Jiang, who died of leukemia and multiple organ failure at the age of 96 in Shanghai last Wednesday, is credited with guiding China's rapid rise to major power status as the ruling Communist Party's leader between 1989 and 2002.
About 5,000 senior Communist Party members, as well as government and military officials, with white flowers pinned to their chests, offered silent prayers for three minutes at the start of the ceremony held at the Great Hall of the People in the capital, according to state media.
In his eulogy, Xi said in reference to the Tiananmen Square protests that Jiang implemented the Communist Party's "correct decision on taking a clear stand against" the political turmoil as the top party official in Shanghai, and "effectively maintained the stability" of the city where similar protests had occurred.

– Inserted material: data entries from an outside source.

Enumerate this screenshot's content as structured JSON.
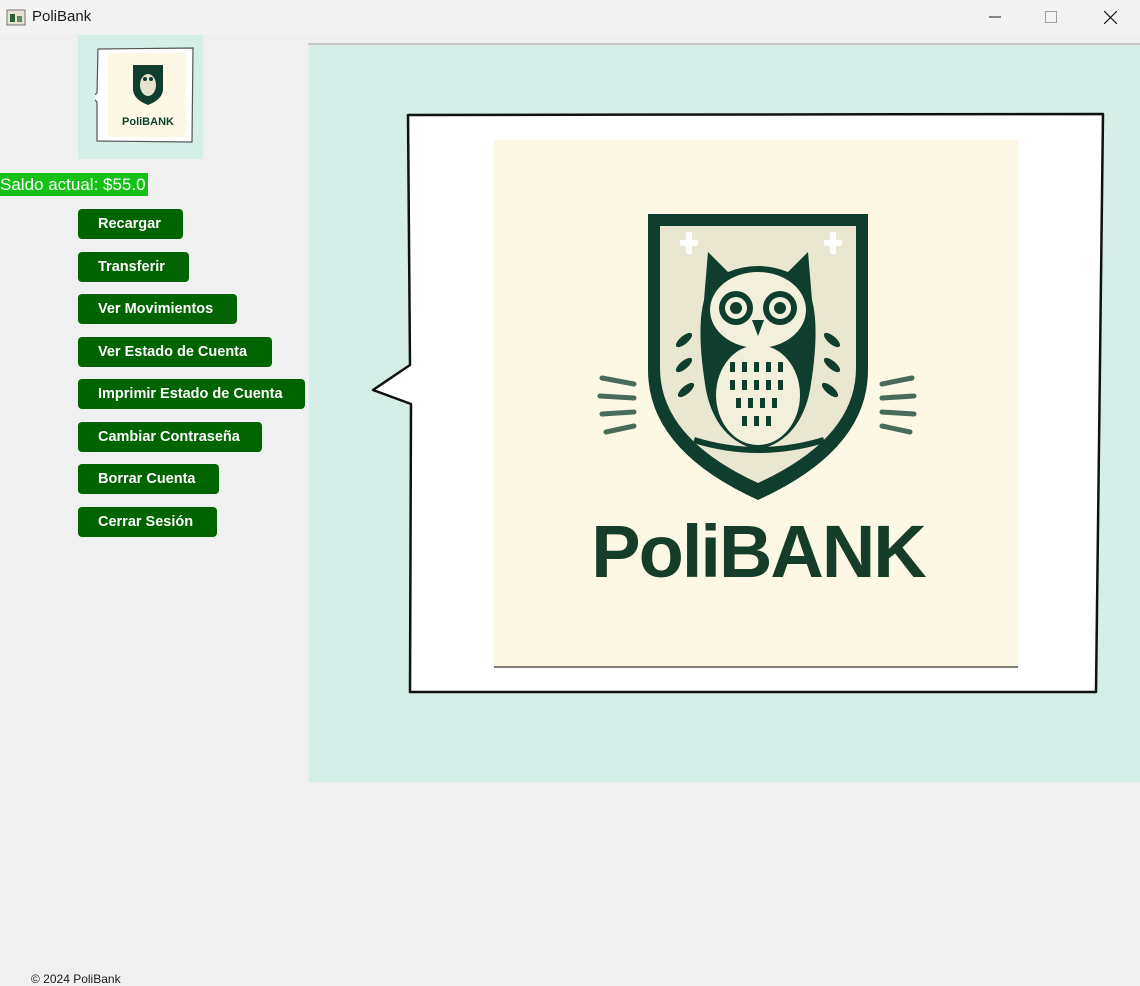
{
  "window": {
    "title": "PoliBank",
    "controls": [
      "minimize",
      "maximize",
      "close"
    ]
  },
  "sidebar": {
    "logo_text": "PoliBANK",
    "balance": "Saldo actual: $55.0",
    "buttons": [
      {
        "label": "Recargar"
      },
      {
        "label": "Transferir"
      },
      {
        "label": "Ver Movimientos"
      },
      {
        "label": "Ver Estado de Cuenta"
      },
      {
        "label": "Imprimir Estado de Cuenta"
      },
      {
        "label": "Cambiar Contraseña"
      },
      {
        "label": "Borrar Cuenta"
      },
      {
        "label": "Cerrar Sesión"
      }
    ]
  },
  "main": {
    "logo_text": "PoliBANK"
  },
  "footer": {
    "text": "© 2024 PoliBank"
  },
  "colors": {
    "accent_green": "#006400",
    "balance_green": "#16c116",
    "panel_bg": "#d5efe8",
    "logo_dark": "#0f3d2e",
    "logo_bg": "#fdf8e6"
  }
}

Xi also said Jiang assumed the leadership at a time of "serious external pressure and internal difficulties" as China faced economic sanctions from some Western countries following the Tiananmen Square protests.
Jiang led efforts to "unswervingly take economic development as a central task" and adhered to the nation's policy of reform and opening up, Xi said.

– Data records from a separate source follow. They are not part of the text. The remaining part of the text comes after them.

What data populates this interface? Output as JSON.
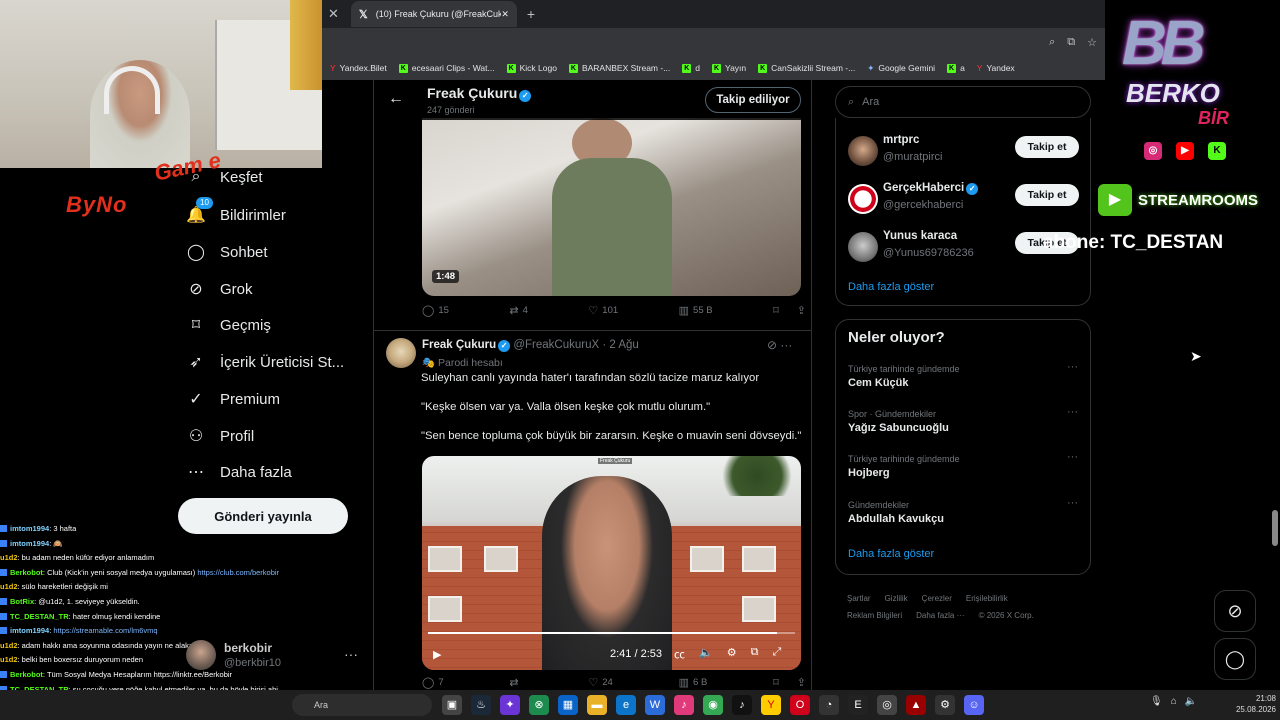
{
  "browser": {
    "tab_title": "(10) Freak Çukuru (@FreakCuku",
    "bookmarks": [
      "Yandex.Bilet",
      "ecesaari Clips - Wat...",
      "Kick Logo",
      "BARANBEX Stream -...",
      "d",
      "Yayın",
      "CanSakizlii Stream -...",
      "Google Gemini",
      "a",
      "Yandex"
    ]
  },
  "nav": {
    "items": [
      {
        "label": "Keşfet",
        "icon": "search-icon"
      },
      {
        "label": "Bildirimler",
        "icon": "bell-icon",
        "badge": "10"
      },
      {
        "label": "Sohbet",
        "icon": "chat-icon"
      },
      {
        "label": "Grok",
        "icon": "grok-icon"
      },
      {
        "label": "Geçmiş",
        "icon": "bookmark-icon"
      },
      {
        "label": "İçerik Üreticisi St...",
        "icon": "rocket-icon"
      },
      {
        "label": "Premium",
        "icon": "verified-icon"
      },
      {
        "label": "Profil",
        "icon": "user-icon"
      },
      {
        "label": "Daha fazla",
        "icon": "more-circle-icon"
      }
    ],
    "post_button": "Gönderi yayınla",
    "account": {
      "name": "berkobir",
      "handle": "@berkbir10"
    }
  },
  "overlay": {
    "byno_left": "ByNo",
    "byno_right": "Gam e",
    "berko_logo": "BB",
    "berko_word1": "BERKO",
    "berko_word2": "BİR",
    "streamrooms": "STREAMROOMS",
    "abone": "abone: TC_DESTAN"
  },
  "chat": [
    {
      "user": "imtom1994",
      "msg": ": 3 hafta",
      "color": "#7fd1ff",
      "mark": true
    },
    {
      "user": "imtom1994",
      "msg": ": 🙉",
      "color": "#7fd1ff",
      "mark": true
    },
    {
      "user": "u1d2",
      "msg": ": bu adam neden küfür ediyor anlamadım",
      "color": "#f1c40f",
      "mark": false
    },
    {
      "user": "Berkobot",
      "msg": ": Club (Kick'in yeni sosyal medya uygulaması)",
      "link": "https://club.com/berkobir",
      "color": "#53fc18",
      "mark": true
    },
    {
      "user": "u1d2",
      "msg": ": sülo hareketleri değişik mi",
      "color": "#f1c40f",
      "mark": false
    },
    {
      "user": "BotRix",
      "msg": ": @u1d2, 1. seviyeye yükseldin.",
      "color": "#53fc18",
      "mark": true
    },
    {
      "user": "TC_DESTAN_TR",
      "msg": ": hater olmuş kendi kendine",
      "color": "#53fc18",
      "mark": true
    },
    {
      "user": "imtom1994",
      "msg": ":",
      "link": "https://streamable.com/lm6vmq",
      "color": "#7fd1ff",
      "mark": true
    },
    {
      "user": "u1d2",
      "msg": ": adam hakkı ama soyunma odasında yayın ne alaka",
      "color": "#f1c40f",
      "mark": false
    },
    {
      "user": "u1d2",
      "msg": ": belki ben boxersız duruyorum neden",
      "color": "#f1c40f",
      "mark": false
    },
    {
      "user": "Berkobot",
      "msg": ": Tüm Sosyal Medya Hesaplarım https://linktr.ee/Berkobir",
      "color": "#53fc18",
      "mark": true
    },
    {
      "user": "TC_DESTAN_TR",
      "msg": ": şu çocuğu yere göğe kabul etmediler ya, bu da böyle birisi abi,",
      "color": "#53fc18",
      "mark": true
    },
    {
      "user": "",
      "msg": "özel olduğunu anlıyorsunuz, biraz anlayışlı olsunlar",
      "color": "#fff",
      "mark": false
    }
  ],
  "profile": {
    "name": "Freak Çukuru",
    "posts_count": "247 gönderi",
    "follow_state": "Takip ediliyor"
  },
  "tweet1": {
    "video_duration": "1:48",
    "replies": "15",
    "reposts": "4",
    "likes": "101",
    "views": "55 B"
  },
  "tweet2": {
    "name": "Freak Çukuru",
    "handle": "@FreakCukuruX",
    "date": "2 Ağu",
    "parody": "Parodi hesabı",
    "paragraphs": [
      "Suleyhan canlı yayında hater'ı tarafından sözlü tacize maruz kalıyor",
      "\"Keşke ölsen var ya. Valla ölsen keşke çok mutlu olurum.\"",
      "\"Sen bence topluma çok büyük bir zararsın. Keşke o muavin seni dövseydi.\""
    ],
    "video_watermark": "Freak Çukuru",
    "video_time": "2:41 / 2:53",
    "video_progress": 0.95,
    "replies": "7",
    "reposts": "",
    "likes": "24",
    "views": "6 B"
  },
  "search": {
    "placeholder": "Ara"
  },
  "suggestions": [
    {
      "name": "mrtprc",
      "handle": "@muratpirci",
      "button": "Takip et",
      "verified": false
    },
    {
      "name": "GerçekHaberci",
      "handle": "@gercekhaberci",
      "button": "Takip et",
      "verified": true
    },
    {
      "name": "Yunus karaca",
      "handle": "@Yunus69786236",
      "button": "Takip et",
      "verified": false
    }
  ],
  "suggestions_more": "Daha fazla göster",
  "trends": {
    "title": "Neler oluyor?",
    "items": [
      {
        "context": "Türkiye tarihinde gündemde",
        "name": "Cem Küçük"
      },
      {
        "context": "Spor · Gündemdekiler",
        "name": "Yağız Sabuncuoğlu"
      },
      {
        "context": "Türkiye tarihinde gündemde",
        "name": "Hojberg"
      },
      {
        "context": "Gündemdekiler",
        "name": "Abdullah Kavukçu"
      }
    ],
    "more": "Daha fazla göster"
  },
  "footer": [
    "Şartlar",
    "Gizlilik",
    "Çerezler",
    "Erişilebilirlik",
    "Reklam Bilgileri",
    "Daha fazla ···",
    "© 2026 X Corp."
  ],
  "taskbar": {
    "search": "Ara",
    "time": "21:08",
    "date": "25.08.2026"
  }
}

He also called Jiang "an outstanding leader enjoying high prestige" acknowledged by the party and the military and commended the former president for dedicating his whole life to the Chinese people and realizing national prosperity.
Xi called on the Communist Party members, the military and the people of all ethnic groups to "unite more closely" around the Party Central Committee and work together to comprehensively build a modern socialist country and promote the great rejuvenation of the Chinese nation.

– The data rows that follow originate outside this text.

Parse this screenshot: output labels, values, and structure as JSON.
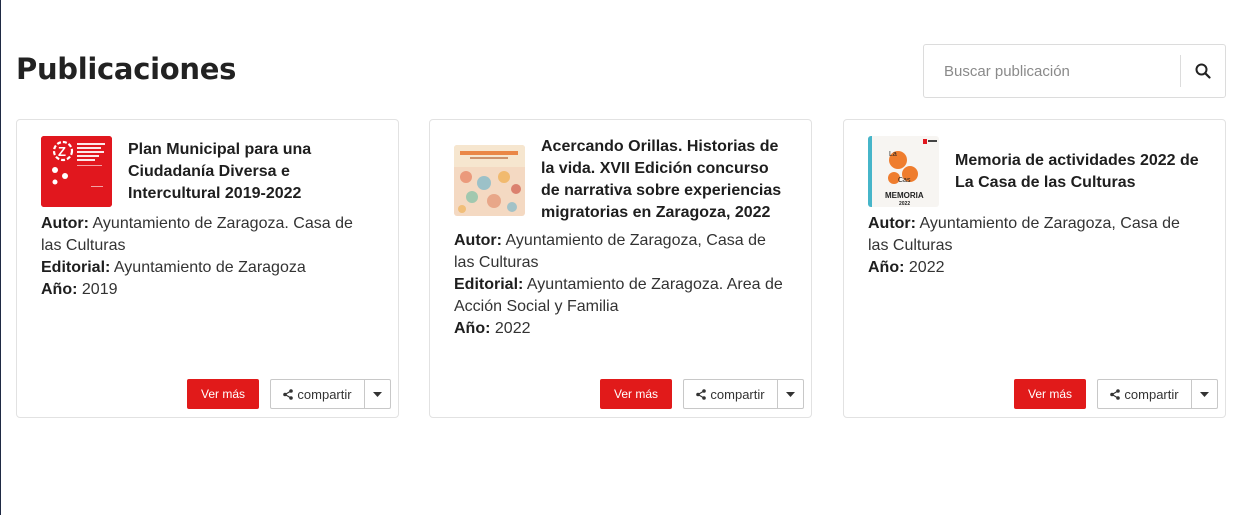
{
  "page": {
    "title": "Publicaciones"
  },
  "search": {
    "placeholder": "Buscar publicación"
  },
  "labels": {
    "author": "Autor:",
    "publisher": "Editorial:",
    "year": "Año:"
  },
  "actions": {
    "more": "Ver más",
    "share": "compartir"
  },
  "colors": {
    "accent": "#e11a1a",
    "border": "#e2e2e2"
  },
  "icons": {
    "search": "search-icon",
    "share": "share-icon",
    "caret": "caret-down-icon"
  },
  "publications": [
    {
      "title": "Plan Municipal para una Ciudadanía Diversa e Intercultural 2019-2022",
      "author": "Ayuntamiento de Zaragoza. Casa de las Culturas",
      "publisher": "Ayuntamiento de Zaragoza",
      "year": "2019"
    },
    {
      "title": "Acercando Orillas. Historias de la vida. XVII Edición concurso de narrativa sobre experiencias migratorias en Zaragoza, 2022",
      "author": "Ayuntamiento de Zaragoza, Casa de las Culturas",
      "publisher": "Ayuntamiento de Zaragoza. Area de Acción Social y Familia",
      "year": "2022"
    },
    {
      "title": "Memoria de actividades 2022 de La Casa de las Culturas",
      "author": "Ayuntamiento de Zaragoza, Casa de las Culturas",
      "year": "2022",
      "cover_text": "MEMORIA"
    }
  ]
}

Many people laid flowers in front of Jiang's former residence in Yangzhou, Jiangsu Province, and offered silent prayers. Some bouquets had message cards that cordially remembered the time when Jiang was at the helm of the Communist Party, saying it was "an open, easygoing, free and fulfilling era."
Tang Guozhen, a 58-year-old Yanzhou resident, said Jiang's death was unacceptable and thanked him for "making the lives of the general public happy." A 36-year-old woman said Jiang visited areas damaged by flooding and had a similar viewpoint to citizens'.
In memory of the former leader, the general public was instructed to watch a live broadcast of the ceremony, with sirens blaring in various cities.
Universal Studios in Beijing was closed and some overseas TV programs were not aired as the Funeral Committee, headed by Xi, called for the suspension of entertainment activities.
On Monday, Jiang's body was cremated at the Babaoshan Revolutionary Cemetery in the capital, after having been flown from Shanghai.
Following rare nationwide protests in late November against China's strict "zero-COVID" policy, Chinese authorities have tightened security amid the possibility that mourners congregating for Jiang could stage anti-government demonstrations.
Jiang managed China's 2001 accession to the World Trade Organization and the nation's winning bid the same year for the 2008 Summer Olympics in Beijing, which were major milestones in his 13-year tenure at the apex of power.
During that time, China's economy grew at an average rate of 9 percent annually, with military spending increasing by around 15 percent each year. Jiang also presided over Hong Kong's return to China from Britain in 1997.